#### What you will do:
Print, exactly and completely, every entry in the data.
*** Block opens ***
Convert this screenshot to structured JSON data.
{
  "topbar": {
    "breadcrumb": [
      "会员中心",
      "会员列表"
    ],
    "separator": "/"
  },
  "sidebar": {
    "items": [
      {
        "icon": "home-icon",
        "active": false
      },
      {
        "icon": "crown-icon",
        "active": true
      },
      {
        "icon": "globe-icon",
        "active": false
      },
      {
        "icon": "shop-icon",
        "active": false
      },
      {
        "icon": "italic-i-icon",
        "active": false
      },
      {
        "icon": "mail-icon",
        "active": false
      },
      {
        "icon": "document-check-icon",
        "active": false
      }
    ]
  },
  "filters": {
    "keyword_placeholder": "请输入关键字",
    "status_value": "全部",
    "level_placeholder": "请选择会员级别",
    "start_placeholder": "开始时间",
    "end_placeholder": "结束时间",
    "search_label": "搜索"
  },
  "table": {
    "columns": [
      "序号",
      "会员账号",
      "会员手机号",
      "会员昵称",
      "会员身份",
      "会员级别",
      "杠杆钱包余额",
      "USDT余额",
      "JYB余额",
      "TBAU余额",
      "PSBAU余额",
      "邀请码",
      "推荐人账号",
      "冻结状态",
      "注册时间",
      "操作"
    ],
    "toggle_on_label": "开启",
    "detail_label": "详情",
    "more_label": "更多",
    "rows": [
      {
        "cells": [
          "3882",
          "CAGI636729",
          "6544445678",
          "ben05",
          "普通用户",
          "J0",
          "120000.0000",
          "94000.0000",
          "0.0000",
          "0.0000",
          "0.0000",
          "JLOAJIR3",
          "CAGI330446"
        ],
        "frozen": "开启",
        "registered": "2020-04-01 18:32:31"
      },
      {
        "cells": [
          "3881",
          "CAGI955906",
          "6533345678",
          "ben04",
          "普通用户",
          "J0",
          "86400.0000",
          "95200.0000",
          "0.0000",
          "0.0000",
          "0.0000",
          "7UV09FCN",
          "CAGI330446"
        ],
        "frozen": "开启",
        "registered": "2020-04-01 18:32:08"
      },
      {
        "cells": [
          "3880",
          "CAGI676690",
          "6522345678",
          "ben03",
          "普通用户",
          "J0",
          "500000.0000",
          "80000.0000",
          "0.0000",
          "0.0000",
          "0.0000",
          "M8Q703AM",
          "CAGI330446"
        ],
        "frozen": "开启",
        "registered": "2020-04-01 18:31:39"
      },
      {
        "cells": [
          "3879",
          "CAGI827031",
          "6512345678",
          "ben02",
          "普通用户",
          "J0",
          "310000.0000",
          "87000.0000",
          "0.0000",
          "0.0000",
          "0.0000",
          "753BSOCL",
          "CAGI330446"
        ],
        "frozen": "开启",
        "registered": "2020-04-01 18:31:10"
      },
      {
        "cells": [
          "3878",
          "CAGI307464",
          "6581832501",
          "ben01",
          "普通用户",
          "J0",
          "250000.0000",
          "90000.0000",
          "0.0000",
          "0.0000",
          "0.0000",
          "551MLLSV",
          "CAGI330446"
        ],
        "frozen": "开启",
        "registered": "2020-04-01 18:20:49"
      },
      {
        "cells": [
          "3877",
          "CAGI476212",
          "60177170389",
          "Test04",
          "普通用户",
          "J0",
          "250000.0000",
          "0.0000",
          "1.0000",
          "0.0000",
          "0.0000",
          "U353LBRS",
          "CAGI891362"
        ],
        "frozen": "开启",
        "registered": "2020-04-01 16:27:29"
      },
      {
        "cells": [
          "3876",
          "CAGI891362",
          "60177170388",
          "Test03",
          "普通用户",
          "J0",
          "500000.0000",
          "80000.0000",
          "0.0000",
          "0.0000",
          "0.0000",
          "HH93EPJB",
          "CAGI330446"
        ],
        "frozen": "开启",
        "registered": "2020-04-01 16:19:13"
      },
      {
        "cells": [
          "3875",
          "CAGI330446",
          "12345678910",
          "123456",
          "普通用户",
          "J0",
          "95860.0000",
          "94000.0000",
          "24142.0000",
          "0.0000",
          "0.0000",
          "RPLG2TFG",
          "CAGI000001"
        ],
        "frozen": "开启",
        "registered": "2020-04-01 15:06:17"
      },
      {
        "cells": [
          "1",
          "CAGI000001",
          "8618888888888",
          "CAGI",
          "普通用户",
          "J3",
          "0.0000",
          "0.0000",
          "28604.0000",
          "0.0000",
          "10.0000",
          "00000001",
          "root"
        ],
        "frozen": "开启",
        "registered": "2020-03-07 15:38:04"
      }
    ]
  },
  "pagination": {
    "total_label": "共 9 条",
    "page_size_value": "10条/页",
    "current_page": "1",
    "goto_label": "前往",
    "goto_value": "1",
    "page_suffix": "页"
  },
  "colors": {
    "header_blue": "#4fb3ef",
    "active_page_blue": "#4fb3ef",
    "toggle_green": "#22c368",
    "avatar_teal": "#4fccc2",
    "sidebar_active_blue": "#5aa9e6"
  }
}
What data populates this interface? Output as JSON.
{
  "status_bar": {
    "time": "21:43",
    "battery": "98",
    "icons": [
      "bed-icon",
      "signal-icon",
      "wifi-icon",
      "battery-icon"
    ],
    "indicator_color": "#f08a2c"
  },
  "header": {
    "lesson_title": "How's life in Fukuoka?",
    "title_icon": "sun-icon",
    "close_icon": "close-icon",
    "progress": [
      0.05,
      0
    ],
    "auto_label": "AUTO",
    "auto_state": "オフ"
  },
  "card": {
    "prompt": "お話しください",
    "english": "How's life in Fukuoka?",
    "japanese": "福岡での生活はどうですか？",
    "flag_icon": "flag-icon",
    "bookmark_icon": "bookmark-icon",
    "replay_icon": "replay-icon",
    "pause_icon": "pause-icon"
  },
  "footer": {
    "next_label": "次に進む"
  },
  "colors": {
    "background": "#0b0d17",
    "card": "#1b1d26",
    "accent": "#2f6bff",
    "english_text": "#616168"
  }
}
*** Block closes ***
#### Response to the exercise:
Convert this screenshot to structured JSON data.
{
  "topbar": {
    "breadcrumb": [
      "会员中心",
      "会员列表"
    ],
    "separator": "/"
  },
  "sidebar": {
    "items": [
      {
        "icon": "home-icon",
        "active": false
      },
      {
        "icon": "crown-icon",
        "active": true
      },
      {
        "icon": "globe-icon",
        "active": false
      },
      {
        "icon": "shop-icon",
        "active": false
      },
      {
        "icon": "italic-i-icon",
        "active": false
      },
      {
        "icon": "mail-icon",
        "active": false
      },
      {
        "icon": "document-check-icon",
        "active": false
      }
    ]
  },
  "filters": {
    "keyword_placeholder": "请输入关键字",
    "status_value": "全部",
    "level_placeholder": "请选择会员级别",
    "start_placeholder": "开始时间",
    "end_placeholder": "结束时间",
    "search_label": "搜索"
  },
  "table": {
    "columns": [
      "序号",
      "会员账号",
      "会员手机号",
      "会员昵称",
      "会员身份",
      "会员级别",
      "杠杆钱包余额",
      "USDT余额",
      "JYB余额",
      "TBAU余额",
      "PSBAU余额",
      "邀请码",
      "推荐人账号",
      "冻结状态",
      "注册时间",
      "操作"
    ],
    "toggle_on_label": "开启",
    "detail_label": "详情",
    "more_label": "更多",
    "rows": [
      {
        "cells": [
          "3882",
          "CAGI636729",
          "6544445678",
          "ben05",
          "普通用户",
          "J0",
          "120000.0000",
          "94000.0000",
          "0.0000",
          "0.0000",
          "0.0000",
          "JLOAJIR3",
          "CAGI330446"
        ],
        "frozen": "开启",
        "registered": "2020-04-01 18:32:31"
      },
      {
        "cells": [
          "3881",
          "CAGI955906",
          "6533345678",
          "ben04",
          "普通用户",
          "J0",
          "86400.0000",
          "95200.0000",
          "0.0000",
          "0.0000",
          "0.0000",
          "7UV09FCN",
          "CAGI330446"
        ],
        "frozen": "开启",
        "registered": "2020-04-01 18:32:08"
      },
      {
        "cells": [
          "3880",
          "CAGI676690",
          "6522345678",
          "ben03",
          "普通用户",
          "J0",
          "500000.0000",
          "80000.0000",
          "0.0000",
          "0.0000",
          "0.0000",
          "M8Q703AM",
          "CAGI330446"
        ],
        "frozen": "开启",
        "registered": "2020-04-01 18:31:39"
      },
      {
        "cells": [
          "3879",
          "CAGI827031",
          "6512345678",
          "ben02",
          "普通用户",
          "J0",
          "310000.0000",
          "87000.0000",
          "0.0000",
          "0.0000",
          "0.0000",
          "753BSOCL",
          "CAGI330446"
        ],
        "frozen": "开启",
        "registered": "2020-04-01 18:31:10"
      },
      {
        "cells": [
          "3878",
          "CAGI307464",
          "6581832501",
          "ben01",
          "普通用户",
          "J0",
          "250000.0000",
          "90000.0000",
          "0.0000",
          "0.0000",
          "0.0000",
          "551MLLSV",
          "CAGI330446"
        ],
        "frozen": "开启",
        "registered": "2020-04-01 18:20:49"
      },
      {
        "cells": [
          "3877",
          "CAGI476212",
          "60177170389",
          "Test04",
          "普通用户",
          "J0",
          "250000.0000",
          "0.0000",
          "1.0000",
          "0.0000",
          "0.0000",
          "U353LBRS",
          "CAGI891362"
        ],
        "frozen": "开启",
        "registered": "2020-04-01 16:27:29"
      },
      {
        "cells": [
          "3876",
          "CAGI891362",
          "60177170388",
          "Test03",
          "普通用户",
          "J0",
          "500000.0000",
          "80000.0000",
          "0.0000",
          "0.0000",
          "0.0000",
          "HH93EPJB",
          "CAGI330446"
        ],
        "frozen": "开启",
        "registered": "2020-04-01 16:19:13"
      },
      {
        "cells": [
          "3875",
          "CAGI330446",
          "12345678910",
          "123456",
          "普通用户",
          "J0",
          "95860.0000",
          "94000.0000",
          "24142.0000",
          "0.0000",
          "0.0000",
          "RPLG2TFG",
          "CAGI000001"
        ],
        "frozen": "开启",
        "registered": "2020-04-01 15:06:17"
      },
      {
        "cells": [
          "1",
          "CAGI000001",
          "8618888888888",
          "CAGI",
          "普通用户",
          "J3",
          "0.0000",
          "0.0000",
          "28604.0000",
          "0.0000",
          "10.0000",
          "00000001",
          "root"
        ],
        "frozen": "开启",
        "registered": "2020-03-07 15:38:04"
      }
    ]
  },
  "pagination": {
    "total_label": "共 9 条",
    "page_size_value": "10条/页",
    "current_page": "1",
    "goto_label": "前往",
    "goto_value": "1",
    "page_suffix": "页"
  },
  "colors": {
    "header_blue": "#4fb3ef",
    "active_page_blue": "#4fb3ef",
    "toggle_green": "#22c368",
    "avatar_teal": "#4fccc2",
    "sidebar_active_blue": "#5aa9e6"
  }
}
What data populates this interface? Output as JSON.
{
  "status_bar": {
    "time": "21:43",
    "battery": "98",
    "icons": [
      "bed-icon",
      "signal-icon",
      "wifi-icon",
      "battery-icon"
    ],
    "indicator_color": "#f08a2c"
  },
  "header": {
    "lesson_title": "How's life in Fukuoka?",
    "title_icon": "sun-icon",
    "close_icon": "close-icon",
    "progress": [
      0.05,
      0
    ],
    "auto_label": "AUTO",
    "auto_state": "オフ"
  },
  "card": {
    "prompt": "お話しください",
    "english": "How's life in Fukuoka?",
    "japanese": "福岡での生活はどうですか？",
    "flag_icon": "flag-icon",
    "bookmark_icon": "bookmark-icon",
    "replay_icon": "replay-icon",
    "pause_icon": "pause-icon"
  },
  "footer": {
    "next_label": "次に進む"
  },
  "colors": {
    "background": "#0b0d17",
    "card": "#1b1d26",
    "accent": "#2f6bff",
    "english_text": "#616168"
  }
}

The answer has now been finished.